→ **EXERCISE BRIEF**: Go through the entries below and copy each line containing the word "icon".

→ **GIVEN ENTRIES**:
☆ ☆ ☆
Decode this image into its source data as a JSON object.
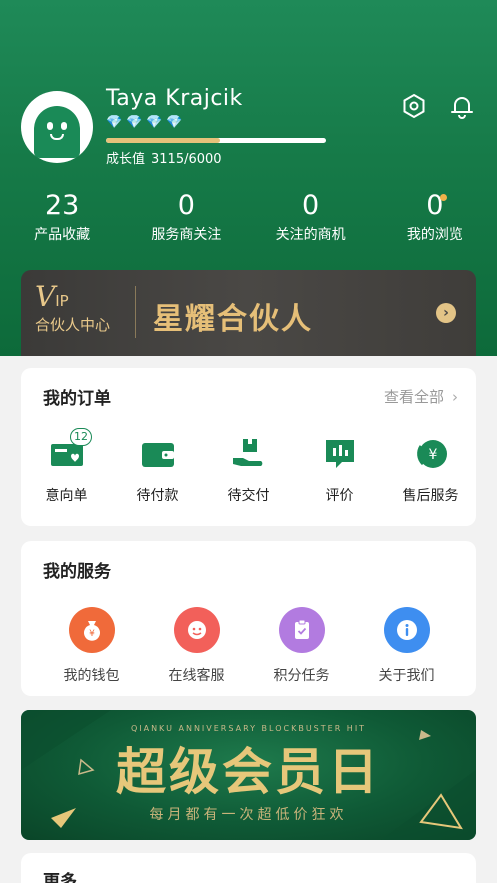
{
  "profile": {
    "name": "Taya Krajcik",
    "growth_label": "成长值",
    "growth_value": "3115/6000",
    "growth_progress": 0.52
  },
  "stats": [
    {
      "num": "23",
      "label": "产品收藏"
    },
    {
      "num": "0",
      "label": "服务商关注"
    },
    {
      "num": "0",
      "label": "关注的商机"
    },
    {
      "num": "0",
      "label": "我的浏览"
    }
  ],
  "vip": {
    "logo_v": "V",
    "logo_ip": "IP",
    "logo_center": "合伙人中心",
    "title": "星耀合伙人"
  },
  "orders": {
    "title": "我的订单",
    "see_all": "查看全部",
    "items": [
      {
        "label": "意向单",
        "icon": "intent-order-icon",
        "badge": "12"
      },
      {
        "label": "待付款",
        "icon": "wallet-icon"
      },
      {
        "label": "待交付",
        "icon": "delivery-icon"
      },
      {
        "label": "评价",
        "icon": "comment-icon"
      },
      {
        "label": "售后服务",
        "icon": "after-sales-icon"
      }
    ]
  },
  "services": {
    "title": "我的服务",
    "items": [
      {
        "label": "我的钱包",
        "icon": "money-bag-icon",
        "color": "#f06a3a"
      },
      {
        "label": "在线客服",
        "icon": "customer-service-icon",
        "color": "#f2605a"
      },
      {
        "label": "积分任务",
        "icon": "task-clipboard-icon",
        "color": "#b27be0"
      },
      {
        "label": "关于我们",
        "icon": "info-icon",
        "color": "#3e8ef0"
      }
    ]
  },
  "banner": {
    "en": "QIANKU ANNIVERSARY BLOCKBUSTER HIT",
    "title": "超级会员日",
    "subtitle": "每月都有一次超低价狂欢"
  },
  "more": {
    "title": "更多"
  },
  "colors": {
    "brand_green": "#1a8a57",
    "gold": "#e6bf78",
    "accent_dot": "#f0b24a"
  }
}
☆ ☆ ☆
→ **RESULT**:
        "icon": "intent-order-icon",
        "icon": "wallet-icon"
        "icon": "delivery-icon"
        "icon": "comment-icon"
        "icon": "after-sales-icon"
        "icon": "money-bag-icon",
        "icon": "customer-service-icon",
        "icon": "task-clipboard-icon",
        "icon": "info-icon",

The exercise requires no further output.